Lie Ryan posted on Fri, 11 May 2012 02:31:27 +1000 as excerpted:
> Also, it probably won't hurt using ext4, given that ext4 had several
> performance improvements over ext3. However, as Theodore T'so - the
> primary developer of ext4 - said, ext4 is a stopgap until btrfs is
> ready. IMO, from my experience of using btrfs some time ago, I'd say
> that btrfs is pretty much ready nowadays.
As long as you don't have problems or want to do anything fancy like
multi-disk, btrfs can be fine. But it's still in active development and
officially experimental, it only recently (Feb/Mar) got an error
correcting btrfsck at all, and that still comes with "it may make the
problem worse instead of fixing it" warnings. I'm running a few
partitions of it now, but as I tell people on the btrfs list, while a
good admin will always have backups no matter the stability of the
filesystem, with something as experimental and under development as
btrfs, it's best to consider your btrfs copy an extra "testing" copy,
that may or may not be there the next time you access it. Your primary
copy, along with all backups you'd ordinarily have, should still exist
and be located on something other than btrfs.
We routinely see people on the list asking how to recover data, because
they didn't heed that advice. Sometimes it's recoverable, sometimes part
of it is, sometimes not.
Just watching the commits and related discussion on either the btrfs
lists or as they hit the mainline kernel, they're still actively fixing
code broken in one way or another, as well as continuing to add
features. raid5/6 mode is roadmapped for 3.5 (some preliminary prep
commits went into 3.4), and full n-way mirroring raid1, the current so-
called raid1 mode is only two-way-mirroring) is roadmapped after that as
it builds on it.
But with a few more kernels, say by the end of the year or early next,
btrfs should really begin to stabilize.
Meanwhile, anyone who does choose to run it should be keeping up with the
latest kernels. If you're not running the rc kernels at least by rc5 or
so, you're running old code with known problems patched in newer kernels.
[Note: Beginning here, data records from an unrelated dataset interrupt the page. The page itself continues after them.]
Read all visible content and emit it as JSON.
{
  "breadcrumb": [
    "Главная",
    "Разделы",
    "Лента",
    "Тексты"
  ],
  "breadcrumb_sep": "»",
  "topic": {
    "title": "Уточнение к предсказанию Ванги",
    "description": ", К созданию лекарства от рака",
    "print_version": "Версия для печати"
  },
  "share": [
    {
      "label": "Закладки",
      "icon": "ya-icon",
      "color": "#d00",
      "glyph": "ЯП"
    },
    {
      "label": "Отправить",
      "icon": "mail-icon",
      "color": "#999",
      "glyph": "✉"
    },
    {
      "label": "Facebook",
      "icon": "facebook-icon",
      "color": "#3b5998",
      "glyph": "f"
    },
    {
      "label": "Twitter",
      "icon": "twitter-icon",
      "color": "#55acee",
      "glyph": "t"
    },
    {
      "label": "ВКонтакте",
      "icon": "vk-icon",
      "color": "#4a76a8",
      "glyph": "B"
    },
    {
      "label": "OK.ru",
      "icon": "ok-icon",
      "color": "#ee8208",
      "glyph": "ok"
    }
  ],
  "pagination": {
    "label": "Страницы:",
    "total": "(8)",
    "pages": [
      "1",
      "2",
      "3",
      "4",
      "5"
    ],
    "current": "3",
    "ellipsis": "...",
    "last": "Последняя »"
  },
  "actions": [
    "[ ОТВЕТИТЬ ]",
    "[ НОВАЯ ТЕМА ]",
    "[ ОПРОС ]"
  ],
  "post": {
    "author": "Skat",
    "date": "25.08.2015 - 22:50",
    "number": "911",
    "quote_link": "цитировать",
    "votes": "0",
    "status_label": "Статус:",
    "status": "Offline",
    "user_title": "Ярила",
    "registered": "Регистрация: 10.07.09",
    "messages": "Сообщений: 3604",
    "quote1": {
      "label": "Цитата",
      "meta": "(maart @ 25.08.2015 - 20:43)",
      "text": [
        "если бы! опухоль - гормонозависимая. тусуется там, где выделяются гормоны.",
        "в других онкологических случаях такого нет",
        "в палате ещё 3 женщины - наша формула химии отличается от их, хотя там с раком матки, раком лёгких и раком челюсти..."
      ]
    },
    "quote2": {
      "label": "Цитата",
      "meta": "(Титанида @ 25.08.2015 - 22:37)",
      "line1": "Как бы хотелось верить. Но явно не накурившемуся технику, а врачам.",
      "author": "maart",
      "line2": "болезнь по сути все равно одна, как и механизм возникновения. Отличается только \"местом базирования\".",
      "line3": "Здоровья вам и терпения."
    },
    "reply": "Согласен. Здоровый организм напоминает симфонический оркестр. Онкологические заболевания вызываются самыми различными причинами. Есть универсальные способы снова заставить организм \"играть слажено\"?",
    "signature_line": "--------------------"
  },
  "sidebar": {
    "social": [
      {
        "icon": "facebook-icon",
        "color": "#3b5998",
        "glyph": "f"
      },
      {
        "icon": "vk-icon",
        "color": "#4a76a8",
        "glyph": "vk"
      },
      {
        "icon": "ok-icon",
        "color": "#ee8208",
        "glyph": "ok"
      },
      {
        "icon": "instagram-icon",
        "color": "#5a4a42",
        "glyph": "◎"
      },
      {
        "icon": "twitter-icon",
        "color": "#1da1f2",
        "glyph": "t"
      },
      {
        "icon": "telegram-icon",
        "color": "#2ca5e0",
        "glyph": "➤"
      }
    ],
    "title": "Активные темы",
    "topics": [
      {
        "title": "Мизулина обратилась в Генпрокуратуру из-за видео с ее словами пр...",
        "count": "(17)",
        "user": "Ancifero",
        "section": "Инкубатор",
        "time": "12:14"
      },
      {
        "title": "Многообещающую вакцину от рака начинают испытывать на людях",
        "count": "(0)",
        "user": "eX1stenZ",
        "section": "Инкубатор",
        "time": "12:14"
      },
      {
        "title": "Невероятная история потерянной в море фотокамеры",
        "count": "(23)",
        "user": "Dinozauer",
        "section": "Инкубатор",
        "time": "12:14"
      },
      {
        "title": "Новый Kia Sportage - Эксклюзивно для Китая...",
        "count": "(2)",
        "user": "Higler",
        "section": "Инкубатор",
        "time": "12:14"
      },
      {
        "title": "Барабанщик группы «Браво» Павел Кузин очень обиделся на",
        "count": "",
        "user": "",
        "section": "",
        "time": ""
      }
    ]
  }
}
Duncan - List replies preferred. No HTML msgs.
"Every nonfree program has a lord, a master --
and if you use the program, he is your master." Richard Stallman